INPUT DATA Block Start

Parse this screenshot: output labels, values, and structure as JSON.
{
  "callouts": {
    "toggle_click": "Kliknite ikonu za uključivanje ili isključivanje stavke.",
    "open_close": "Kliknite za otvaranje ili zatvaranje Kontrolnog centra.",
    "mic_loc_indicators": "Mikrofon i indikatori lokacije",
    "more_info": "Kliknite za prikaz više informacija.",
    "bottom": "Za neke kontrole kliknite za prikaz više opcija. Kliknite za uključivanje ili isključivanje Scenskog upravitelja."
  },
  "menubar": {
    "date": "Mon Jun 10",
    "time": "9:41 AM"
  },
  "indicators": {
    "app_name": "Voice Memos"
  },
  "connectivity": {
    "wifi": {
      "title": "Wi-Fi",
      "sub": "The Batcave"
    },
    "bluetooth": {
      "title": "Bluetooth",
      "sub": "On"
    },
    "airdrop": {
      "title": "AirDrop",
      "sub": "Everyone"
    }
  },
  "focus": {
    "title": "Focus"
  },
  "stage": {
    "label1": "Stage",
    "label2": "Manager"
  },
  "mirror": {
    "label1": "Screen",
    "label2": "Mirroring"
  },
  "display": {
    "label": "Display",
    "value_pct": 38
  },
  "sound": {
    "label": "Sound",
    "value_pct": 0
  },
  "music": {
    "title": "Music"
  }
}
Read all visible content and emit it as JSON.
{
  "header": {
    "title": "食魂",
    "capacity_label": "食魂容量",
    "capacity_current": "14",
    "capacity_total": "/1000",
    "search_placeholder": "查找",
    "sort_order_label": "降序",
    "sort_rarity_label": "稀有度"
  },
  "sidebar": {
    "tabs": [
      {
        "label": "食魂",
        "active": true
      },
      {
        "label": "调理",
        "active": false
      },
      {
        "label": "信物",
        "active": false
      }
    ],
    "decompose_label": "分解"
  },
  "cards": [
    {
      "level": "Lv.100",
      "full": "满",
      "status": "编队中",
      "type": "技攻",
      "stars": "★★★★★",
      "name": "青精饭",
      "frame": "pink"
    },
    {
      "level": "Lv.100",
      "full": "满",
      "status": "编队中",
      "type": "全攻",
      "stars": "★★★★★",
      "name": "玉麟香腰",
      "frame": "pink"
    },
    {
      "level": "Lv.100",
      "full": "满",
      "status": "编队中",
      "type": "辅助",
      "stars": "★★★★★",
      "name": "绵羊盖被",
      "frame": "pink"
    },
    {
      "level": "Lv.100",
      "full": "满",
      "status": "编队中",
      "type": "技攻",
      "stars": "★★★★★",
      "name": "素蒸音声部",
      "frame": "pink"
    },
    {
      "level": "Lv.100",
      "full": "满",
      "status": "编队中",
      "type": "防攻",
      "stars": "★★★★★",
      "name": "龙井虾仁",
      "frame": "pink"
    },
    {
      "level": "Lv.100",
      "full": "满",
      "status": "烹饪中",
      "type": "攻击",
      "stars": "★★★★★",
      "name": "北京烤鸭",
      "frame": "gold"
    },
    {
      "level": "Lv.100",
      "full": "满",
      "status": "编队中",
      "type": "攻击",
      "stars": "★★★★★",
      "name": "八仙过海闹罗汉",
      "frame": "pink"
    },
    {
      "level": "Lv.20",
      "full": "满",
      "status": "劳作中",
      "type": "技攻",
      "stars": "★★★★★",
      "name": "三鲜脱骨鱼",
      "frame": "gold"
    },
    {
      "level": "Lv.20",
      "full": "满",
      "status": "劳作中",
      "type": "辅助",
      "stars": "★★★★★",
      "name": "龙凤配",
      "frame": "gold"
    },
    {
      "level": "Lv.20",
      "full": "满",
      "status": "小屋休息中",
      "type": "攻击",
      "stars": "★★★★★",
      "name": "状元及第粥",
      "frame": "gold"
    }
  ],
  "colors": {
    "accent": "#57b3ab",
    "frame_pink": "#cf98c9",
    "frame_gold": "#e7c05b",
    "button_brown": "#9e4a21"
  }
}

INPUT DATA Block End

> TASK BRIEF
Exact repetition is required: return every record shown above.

> RESPONSE TO THIS TASK
Parse this screenshot: output labels, values, and structure as JSON.
{
  "callouts": {
    "toggle_click": "Kliknite ikonu za uključivanje ili isključivanje stavke.",
    "open_close": "Kliknite za otvaranje ili zatvaranje Kontrolnog centra.",
    "mic_loc_indicators": "Mikrofon i indikatori lokacije",
    "more_info": "Kliknite za prikaz više informacija.",
    "bottom": "Za neke kontrole kliknite za prikaz više opcija. Kliknite za uključivanje ili isključivanje Scenskog upravitelja."
  },
  "menubar": {
    "date": "Mon Jun 10",
    "time": "9:41 AM"
  },
  "indicators": {
    "app_name": "Voice Memos"
  },
  "connectivity": {
    "wifi": {
      "title": "Wi-Fi",
      "sub": "The Batcave"
    },
    "bluetooth": {
      "title": "Bluetooth",
      "sub": "On"
    },
    "airdrop": {
      "title": "AirDrop",
      "sub": "Everyone"
    }
  },
  "focus": {
    "title": "Focus"
  },
  "stage": {
    "label1": "Stage",
    "label2": "Manager"
  },
  "mirror": {
    "label1": "Screen",
    "label2": "Mirroring"
  },
  "display": {
    "label": "Display",
    "value_pct": 38
  },
  "sound": {
    "label": "Sound",
    "value_pct": 0
  },
  "music": {
    "title": "Music"
  }
}
Read all visible content and emit it as JSON.
{
  "header": {
    "title": "食魂",
    "capacity_label": "食魂容量",
    "capacity_current": "14",
    "capacity_total": "/1000",
    "search_placeholder": "查找",
    "sort_order_label": "降序",
    "sort_rarity_label": "稀有度"
  },
  "sidebar": {
    "tabs": [
      {
        "label": "食魂",
        "active": true
      },
      {
        "label": "调理",
        "active": false
      },
      {
        "label": "信物",
        "active": false
      }
    ],
    "decompose_label": "分解"
  },
  "cards": [
    {
      "level": "Lv.100",
      "full": "满",
      "status": "编队中",
      "type": "技攻",
      "stars": "★★★★★",
      "name": "青精饭",
      "frame": "pink"
    },
    {
      "level": "Lv.100",
      "full": "满",
      "status": "编队中",
      "type": "全攻",
      "stars": "★★★★★",
      "name": "玉麟香腰",
      "frame": "pink"
    },
    {
      "level": "Lv.100",
      "full": "满",
      "status": "编队中",
      "type": "辅助",
      "stars": "★★★★★",
      "name": "绵羊盖被",
      "frame": "pink"
    },
    {
      "level": "Lv.100",
      "full": "满",
      "status": "编队中",
      "type": "技攻",
      "stars": "★★★★★",
      "name": "素蒸音声部",
      "frame": "pink"
    },
    {
      "level": "Lv.100",
      "full": "满",
      "status": "编队中",
      "type": "防攻",
      "stars": "★★★★★",
      "name": "龙井虾仁",
      "frame": "pink"
    },
    {
      "level": "Lv.100",
      "full": "满",
      "status": "烹饪中",
      "type": "攻击",
      "stars": "★★★★★",
      "name": "北京烤鸭",
      "frame": "gold"
    },
    {
      "level": "Lv.100",
      "full": "满",
      "status": "编队中",
      "type": "攻击",
      "stars": "★★★★★",
      "name": "八仙过海闹罗汉",
      "frame": "pink"
    },
    {
      "level": "Lv.20",
      "full": "满",
      "status": "劳作中",
      "type": "技攻",
      "stars": "★★★★★",
      "name": "三鲜脱骨鱼",
      "frame": "gold"
    },
    {
      "level": "Lv.20",
      "full": "满",
      "status": "劳作中",
      "type": "辅助",
      "stars": "★★★★★",
      "name": "龙凤配",
      "frame": "gold"
    },
    {
      "level": "Lv.20",
      "full": "满",
      "status": "小屋休息中",
      "type": "攻击",
      "stars": "★★★★★",
      "name": "状元及第粥",
      "frame": "gold"
    }
  ],
  "colors": {
    "accent": "#57b3ab",
    "frame_pink": "#cf98c9",
    "frame_gold": "#e7c05b",
    "button_brown": "#9e4a21"
  }
}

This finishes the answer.